YOUR TASK: Please print the records below exactly as they are written.

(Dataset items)
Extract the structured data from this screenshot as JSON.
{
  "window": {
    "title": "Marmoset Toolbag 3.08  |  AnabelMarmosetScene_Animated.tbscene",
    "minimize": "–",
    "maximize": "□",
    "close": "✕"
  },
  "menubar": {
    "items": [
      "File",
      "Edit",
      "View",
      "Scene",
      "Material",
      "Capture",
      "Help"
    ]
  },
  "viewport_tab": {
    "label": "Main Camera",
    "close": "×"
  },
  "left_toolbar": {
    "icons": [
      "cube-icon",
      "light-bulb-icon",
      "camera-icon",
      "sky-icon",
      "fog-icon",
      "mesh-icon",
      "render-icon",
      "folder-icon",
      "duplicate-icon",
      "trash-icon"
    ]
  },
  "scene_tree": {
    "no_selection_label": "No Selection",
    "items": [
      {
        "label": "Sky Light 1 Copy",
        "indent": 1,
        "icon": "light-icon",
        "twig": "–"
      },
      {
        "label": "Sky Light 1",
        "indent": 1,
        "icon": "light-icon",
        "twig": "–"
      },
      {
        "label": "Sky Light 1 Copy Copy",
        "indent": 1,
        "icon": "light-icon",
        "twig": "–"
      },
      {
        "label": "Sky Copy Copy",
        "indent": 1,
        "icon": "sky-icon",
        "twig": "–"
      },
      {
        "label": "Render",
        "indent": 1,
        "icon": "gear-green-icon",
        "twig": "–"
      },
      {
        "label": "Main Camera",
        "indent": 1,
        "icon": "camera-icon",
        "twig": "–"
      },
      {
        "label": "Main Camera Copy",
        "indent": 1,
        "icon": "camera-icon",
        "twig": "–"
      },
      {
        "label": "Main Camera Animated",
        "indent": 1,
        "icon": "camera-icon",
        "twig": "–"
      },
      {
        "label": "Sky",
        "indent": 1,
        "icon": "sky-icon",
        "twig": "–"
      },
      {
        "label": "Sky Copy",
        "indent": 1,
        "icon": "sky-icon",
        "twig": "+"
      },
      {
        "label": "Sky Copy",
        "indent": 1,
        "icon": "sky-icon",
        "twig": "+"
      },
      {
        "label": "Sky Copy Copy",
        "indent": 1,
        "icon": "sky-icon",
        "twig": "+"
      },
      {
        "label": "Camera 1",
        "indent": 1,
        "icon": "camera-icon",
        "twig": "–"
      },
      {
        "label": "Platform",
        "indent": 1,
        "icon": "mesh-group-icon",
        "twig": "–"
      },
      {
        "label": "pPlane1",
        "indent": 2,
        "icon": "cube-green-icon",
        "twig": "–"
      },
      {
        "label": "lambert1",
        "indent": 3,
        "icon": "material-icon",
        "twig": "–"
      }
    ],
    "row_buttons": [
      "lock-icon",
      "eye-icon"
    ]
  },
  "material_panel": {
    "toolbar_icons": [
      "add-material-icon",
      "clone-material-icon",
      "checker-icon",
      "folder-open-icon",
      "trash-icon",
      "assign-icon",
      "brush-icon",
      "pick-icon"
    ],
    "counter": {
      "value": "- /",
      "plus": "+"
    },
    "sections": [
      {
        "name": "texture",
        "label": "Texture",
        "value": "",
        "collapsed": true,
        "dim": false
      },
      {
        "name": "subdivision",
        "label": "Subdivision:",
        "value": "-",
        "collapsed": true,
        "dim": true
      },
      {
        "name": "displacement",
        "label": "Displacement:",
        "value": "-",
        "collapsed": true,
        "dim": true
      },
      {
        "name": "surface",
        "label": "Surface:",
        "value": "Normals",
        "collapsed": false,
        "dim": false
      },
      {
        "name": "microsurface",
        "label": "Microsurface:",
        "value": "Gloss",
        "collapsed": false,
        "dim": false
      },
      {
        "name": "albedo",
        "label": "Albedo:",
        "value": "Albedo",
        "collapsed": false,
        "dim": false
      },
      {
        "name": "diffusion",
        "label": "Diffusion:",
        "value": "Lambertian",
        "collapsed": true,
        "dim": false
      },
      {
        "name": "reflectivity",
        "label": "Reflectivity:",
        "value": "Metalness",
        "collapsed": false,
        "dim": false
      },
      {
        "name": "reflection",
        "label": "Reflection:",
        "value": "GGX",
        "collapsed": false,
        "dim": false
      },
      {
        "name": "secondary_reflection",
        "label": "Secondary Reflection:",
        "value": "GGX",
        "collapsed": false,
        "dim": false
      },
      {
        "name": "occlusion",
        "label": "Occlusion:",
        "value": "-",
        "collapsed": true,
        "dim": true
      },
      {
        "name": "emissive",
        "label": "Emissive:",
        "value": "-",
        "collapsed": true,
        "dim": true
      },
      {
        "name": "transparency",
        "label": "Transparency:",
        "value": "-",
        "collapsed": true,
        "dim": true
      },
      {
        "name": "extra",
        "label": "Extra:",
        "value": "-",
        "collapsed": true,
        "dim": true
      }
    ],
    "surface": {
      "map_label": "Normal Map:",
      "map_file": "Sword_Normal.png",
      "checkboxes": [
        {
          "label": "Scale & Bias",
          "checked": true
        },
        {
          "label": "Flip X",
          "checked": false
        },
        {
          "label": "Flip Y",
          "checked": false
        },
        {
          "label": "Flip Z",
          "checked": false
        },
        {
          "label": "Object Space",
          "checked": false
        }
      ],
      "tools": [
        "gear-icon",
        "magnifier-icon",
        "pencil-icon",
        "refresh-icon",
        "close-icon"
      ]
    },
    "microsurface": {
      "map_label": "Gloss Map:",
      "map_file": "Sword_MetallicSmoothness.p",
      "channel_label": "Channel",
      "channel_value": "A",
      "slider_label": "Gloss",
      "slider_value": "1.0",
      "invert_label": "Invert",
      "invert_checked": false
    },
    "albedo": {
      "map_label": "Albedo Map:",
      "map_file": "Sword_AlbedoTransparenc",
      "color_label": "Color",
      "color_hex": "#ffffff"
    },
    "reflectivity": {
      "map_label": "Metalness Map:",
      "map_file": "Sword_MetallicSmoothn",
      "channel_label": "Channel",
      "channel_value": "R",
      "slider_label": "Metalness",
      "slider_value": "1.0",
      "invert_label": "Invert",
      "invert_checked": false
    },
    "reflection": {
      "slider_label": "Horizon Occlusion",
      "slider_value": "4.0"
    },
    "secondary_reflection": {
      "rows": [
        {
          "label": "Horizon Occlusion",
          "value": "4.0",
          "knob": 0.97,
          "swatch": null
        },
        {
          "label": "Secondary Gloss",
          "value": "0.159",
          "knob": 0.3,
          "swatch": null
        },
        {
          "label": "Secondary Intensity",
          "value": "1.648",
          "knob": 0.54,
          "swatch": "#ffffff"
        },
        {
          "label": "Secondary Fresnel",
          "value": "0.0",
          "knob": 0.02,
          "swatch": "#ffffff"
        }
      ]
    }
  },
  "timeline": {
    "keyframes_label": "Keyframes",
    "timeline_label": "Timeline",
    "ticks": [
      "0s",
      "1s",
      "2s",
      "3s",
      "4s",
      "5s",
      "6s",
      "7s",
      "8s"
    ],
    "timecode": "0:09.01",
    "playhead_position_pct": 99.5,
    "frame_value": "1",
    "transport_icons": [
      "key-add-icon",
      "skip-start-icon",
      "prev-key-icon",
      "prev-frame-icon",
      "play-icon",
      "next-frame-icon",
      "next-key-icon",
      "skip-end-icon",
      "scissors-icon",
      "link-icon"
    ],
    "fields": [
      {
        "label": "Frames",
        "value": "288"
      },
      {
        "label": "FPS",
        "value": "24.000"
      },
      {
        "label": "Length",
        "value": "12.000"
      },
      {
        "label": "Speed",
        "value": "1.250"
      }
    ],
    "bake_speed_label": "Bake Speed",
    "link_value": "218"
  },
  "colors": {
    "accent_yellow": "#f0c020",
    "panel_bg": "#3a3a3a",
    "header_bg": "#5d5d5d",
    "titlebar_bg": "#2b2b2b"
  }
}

COMPLETED TASK:
Extract the structured data from this screenshot as JSON.
{
  "window": {
    "title": "Marmoset Toolbag 3.08  |  AnabelMarmosetScene_Animated.tbscene",
    "minimize": "–",
    "maximize": "□",
    "close": "✕"
  },
  "menubar": {
    "items": [
      "File",
      "Edit",
      "View",
      "Scene",
      "Material",
      "Capture",
      "Help"
    ]
  },
  "viewport_tab": {
    "label": "Main Camera",
    "close": "×"
  },
  "left_toolbar": {
    "icons": [
      "cube-icon",
      "light-bulb-icon",
      "camera-icon",
      "sky-icon",
      "fog-icon",
      "mesh-icon",
      "render-icon",
      "folder-icon",
      "duplicate-icon",
      "trash-icon"
    ]
  },
  "scene_tree": {
    "no_selection_label": "No Selection",
    "items": [
      {
        "label": "Sky Light 1 Copy",
        "indent": 1,
        "icon": "light-icon",
        "twig": "–"
      },
      {
        "label": "Sky Light 1",
        "indent": 1,
        "icon": "light-icon",
        "twig": "–"
      },
      {
        "label": "Sky Light 1 Copy Copy",
        "indent": 1,
        "icon": "light-icon",
        "twig": "–"
      },
      {
        "label": "Sky Copy Copy",
        "indent": 1,
        "icon": "sky-icon",
        "twig": "–"
      },
      {
        "label": "Render",
        "indent": 1,
        "icon": "gear-green-icon",
        "twig": "–"
      },
      {
        "label": "Main Camera",
        "indent": 1,
        "icon": "camera-icon",
        "twig": "–"
      },
      {
        "label": "Main Camera Copy",
        "indent": 1,
        "icon": "camera-icon",
        "twig": "–"
      },
      {
        "label": "Main Camera Animated",
        "indent": 1,
        "icon": "camera-icon",
        "twig": "–"
      },
      {
        "label": "Sky",
        "indent": 1,
        "icon": "sky-icon",
        "twig": "–"
      },
      {
        "label": "Sky Copy",
        "indent": 1,
        "icon": "sky-icon",
        "twig": "+"
      },
      {
        "label": "Sky Copy",
        "indent": 1,
        "icon": "sky-icon",
        "twig": "+"
      },
      {
        "label": "Sky Copy Copy",
        "indent": 1,
        "icon": "sky-icon",
        "twig": "+"
      },
      {
        "label": "Camera 1",
        "indent": 1,
        "icon": "camera-icon",
        "twig": "–"
      },
      {
        "label": "Platform",
        "indent": 1,
        "icon": "mesh-group-icon",
        "twig": "–"
      },
      {
        "label": "pPlane1",
        "indent": 2,
        "icon": "cube-green-icon",
        "twig": "–"
      },
      {
        "label": "lambert1",
        "indent": 3,
        "icon": "material-icon",
        "twig": "–"
      }
    ],
    "row_buttons": [
      "lock-icon",
      "eye-icon"
    ]
  },
  "material_panel": {
    "toolbar_icons": [
      "add-material-icon",
      "clone-material-icon",
      "checker-icon",
      "folder-open-icon",
      "trash-icon",
      "assign-icon",
      "brush-icon",
      "pick-icon"
    ],
    "counter": {
      "value": "- /",
      "plus": "+"
    },
    "sections": [
      {
        "name": "texture",
        "label": "Texture",
        "value": "",
        "collapsed": true,
        "dim": false
      },
      {
        "name": "subdivision",
        "label": "Subdivision:",
        "value": "-",
        "collapsed": true,
        "dim": true
      },
      {
        "name": "displacement",
        "label": "Displacement:",
        "value": "-",
        "collapsed": true,
        "dim": true
      },
      {
        "name": "surface",
        "label": "Surface:",
        "value": "Normals",
        "collapsed": false,
        "dim": false
      },
      {
        "name": "microsurface",
        "label": "Microsurface:",
        "value": "Gloss",
        "collapsed": false,
        "dim": false
      },
      {
        "name": "albedo",
        "label": "Albedo:",
        "value": "Albedo",
        "collapsed": false,
        "dim": false
      },
      {
        "name": "diffusion",
        "label": "Diffusion:",
        "value": "Lambertian",
        "collapsed": true,
        "dim": false
      },
      {
        "name": "reflectivity",
        "label": "Reflectivity:",
        "value": "Metalness",
        "collapsed": false,
        "dim": false
      },
      {
        "name": "reflection",
        "label": "Reflection:",
        "value": "GGX",
        "collapsed": false,
        "dim": false
      },
      {
        "name": "secondary_reflection",
        "label": "Secondary Reflection:",
        "value": "GGX",
        "collapsed": false,
        "dim": false
      },
      {
        "name": "occlusion",
        "label": "Occlusion:",
        "value": "-",
        "collapsed": true,
        "dim": true
      },
      {
        "name": "emissive",
        "label": "Emissive:",
        "value": "-",
        "collapsed": true,
        "dim": true
      },
      {
        "name": "transparency",
        "label": "Transparency:",
        "value": "-",
        "collapsed": true,
        "dim": true
      },
      {
        "name": "extra",
        "label": "Extra:",
        "value": "-",
        "collapsed": true,
        "dim": true
      }
    ],
    "surface": {
      "map_label": "Normal Map:",
      "map_file": "Sword_Normal.png",
      "checkboxes": [
        {
          "label": "Scale & Bias",
          "checked": true
        },
        {
          "label": "Flip X",
          "checked": false
        },
        {
          "label": "Flip Y",
          "checked": false
        },
        {
          "label": "Flip Z",
          "checked": false
        },
        {
          "label": "Object Space",
          "checked": false
        }
      ],
      "tools": [
        "gear-icon",
        "magnifier-icon",
        "pencil-icon",
        "refresh-icon",
        "close-icon"
      ]
    },
    "microsurface": {
      "map_label": "Gloss Map:",
      "map_file": "Sword_MetallicSmoothness.p",
      "channel_label": "Channel",
      "channel_value": "A",
      "slider_label": "Gloss",
      "slider_value": "1.0",
      "invert_label": "Invert",
      "invert_checked": false
    },
    "albedo": {
      "map_label": "Albedo Map:",
      "map_file": "Sword_AlbedoTransparenc",
      "color_label": "Color",
      "color_hex": "#ffffff"
    },
    "reflectivity": {
      "map_label": "Metalness Map:",
      "map_file": "Sword_MetallicSmoothn",
      "channel_label": "Channel",
      "channel_value": "R",
      "slider_label": "Metalness",
      "slider_value": "1.0",
      "invert_label": "Invert",
      "invert_checked": false
    },
    "reflection": {
      "slider_label": "Horizon Occlusion",
      "slider_value": "4.0"
    },
    "secondary_reflection": {
      "rows": [
        {
          "label": "Horizon Occlusion",
          "value": "4.0",
          "knob": 0.97,
          "swatch": null
        },
        {
          "label": "Secondary Gloss",
          "value": "0.159",
          "knob": 0.3,
          "swatch": null
        },
        {
          "label": "Secondary Intensity",
          "value": "1.648",
          "knob": 0.54,
          "swatch": "#ffffff"
        },
        {
          "label": "Secondary Fresnel",
          "value": "0.0",
          "knob": 0.02,
          "swatch": "#ffffff"
        }
      ]
    }
  },
  "timeline": {
    "keyframes_label": "Keyframes",
    "timeline_label": "Timeline",
    "ticks": [
      "0s",
      "1s",
      "2s",
      "3s",
      "4s",
      "5s",
      "6s",
      "7s",
      "8s"
    ],
    "timecode": "0:09.01",
    "playhead_position_pct": 99.5,
    "frame_value": "1",
    "transport_icons": [
      "key-add-icon",
      "skip-start-icon",
      "prev-key-icon",
      "prev-frame-icon",
      "play-icon",
      "next-frame-icon",
      "next-key-icon",
      "skip-end-icon",
      "scissors-icon",
      "link-icon"
    ],
    "fields": [
      {
        "label": "Frames",
        "value": "288"
      },
      {
        "label": "FPS",
        "value": "24.000"
      },
      {
        "label": "Length",
        "value": "12.000"
      },
      {
        "label": "Speed",
        "value": "1.250"
      }
    ],
    "bake_speed_label": "Bake Speed",
    "link_value": "218"
  },
  "colors": {
    "accent_yellow": "#f0c020",
    "panel_bg": "#3a3a3a",
    "header_bg": "#5d5d5d",
    "titlebar_bg": "#2b2b2b"
  }
}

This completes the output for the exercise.